PMID: 37489398
ISSN: 1552-6259
CID: 5592042

As minimal as possible [Comment]

Geraci, Travis C
PMID: 37065573
ISSN: 2072-1439
CID: 5465982

Concurrent tracheobronchoplasty and bilateral lung transplant for obstructive lung disease

Geraci, Travis C.; Chan, Justin; Angel, Luis; Chang, Stephanie H.
ISSN: 2666-2507
CID: 5622562

Efficacy of Proning in Acute Respiratory Distress Syndrome on Extracorporeal Membrane Oxygenation

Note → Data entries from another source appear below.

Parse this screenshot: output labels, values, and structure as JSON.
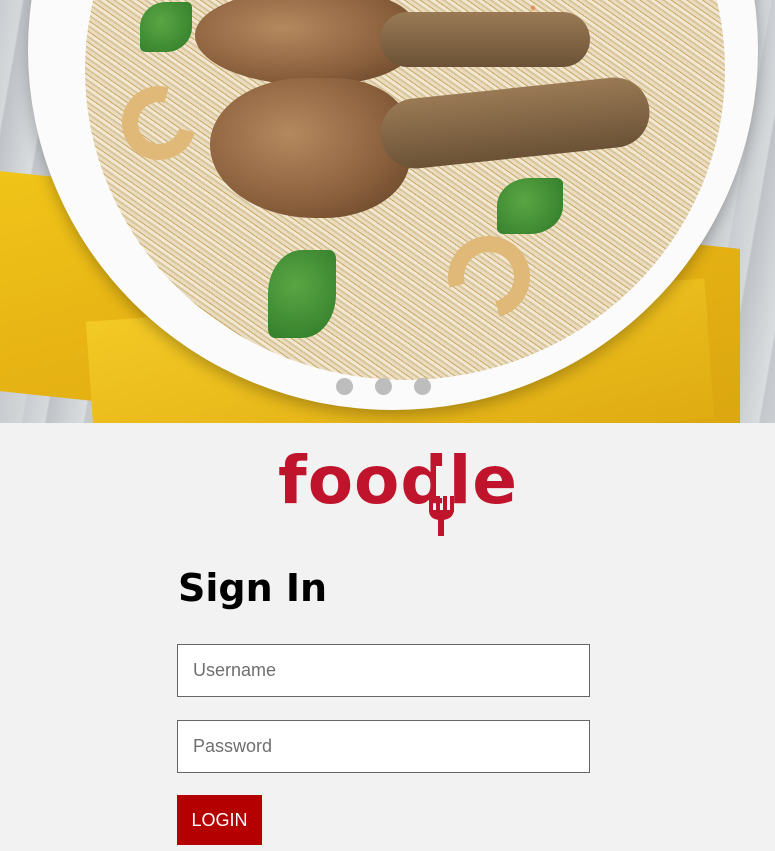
{
  "carousel": {
    "slide_count": 3,
    "image_alt": "Chicken biryani in a white bowl"
  },
  "brand": {
    "logo_text": "foodle",
    "color": "#c0142c"
  },
  "form": {
    "title": "Sign In",
    "username_placeholder": "Username",
    "password_placeholder": "Password",
    "login_label": "LOGIN",
    "login_color": "#b50000"
  }
}
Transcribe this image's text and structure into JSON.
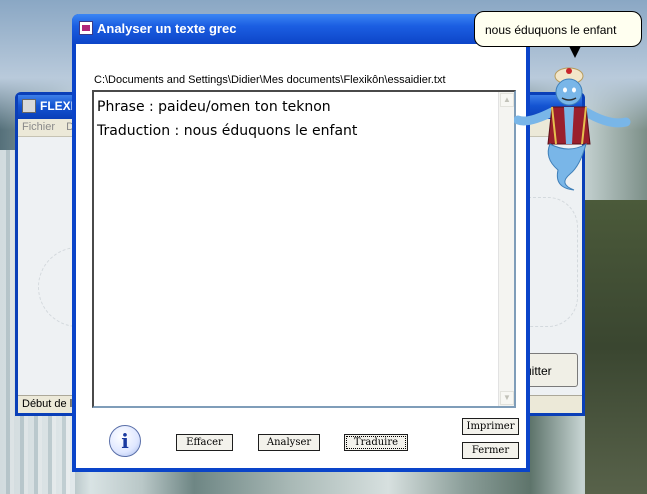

Chang, Stephanie H; Smith, Deane E; Carillo, Julius A; Sommer, Philip M; Geraci, Travis C; Williams, David; Paone, Darien; Goldernberg, Ronald; Chan, Justin; Kon, Zachary N; Galloway, Aubrey C; Moazami, Nader
Objectives/UNASSIGNED:Proning patients with acute respiratory distress syndrome (ARDS) has been associated with increased survival, though little data exists evaluating the safety and feasibility of proning ARDS patients on extracorporeal membrane oxygenation (ECMO). Methods/UNASSIGNED:, 2020 was performed. All proning events were evaluated for complications, as well as change in compliance, sweep, oxygenation and flow. The primary outcome of this study was the rate major morbidity associated with proning while on ECMO. Results/UNASSIGNED:of 86 pre to 103 post (p<0.0001). Mean ECMO flow was unchanged. Conclusions/UNASSIGNED:Proning in patients with ARDS on ECMO is safe with an associated improvement in lung mechanics. With careful planning and coordination, these data support the practice of appropriately proning patients with severe ARDS, even if they are on ECMO.
PMID: 36168330
ISSN: 2666-2507
CID: 5334262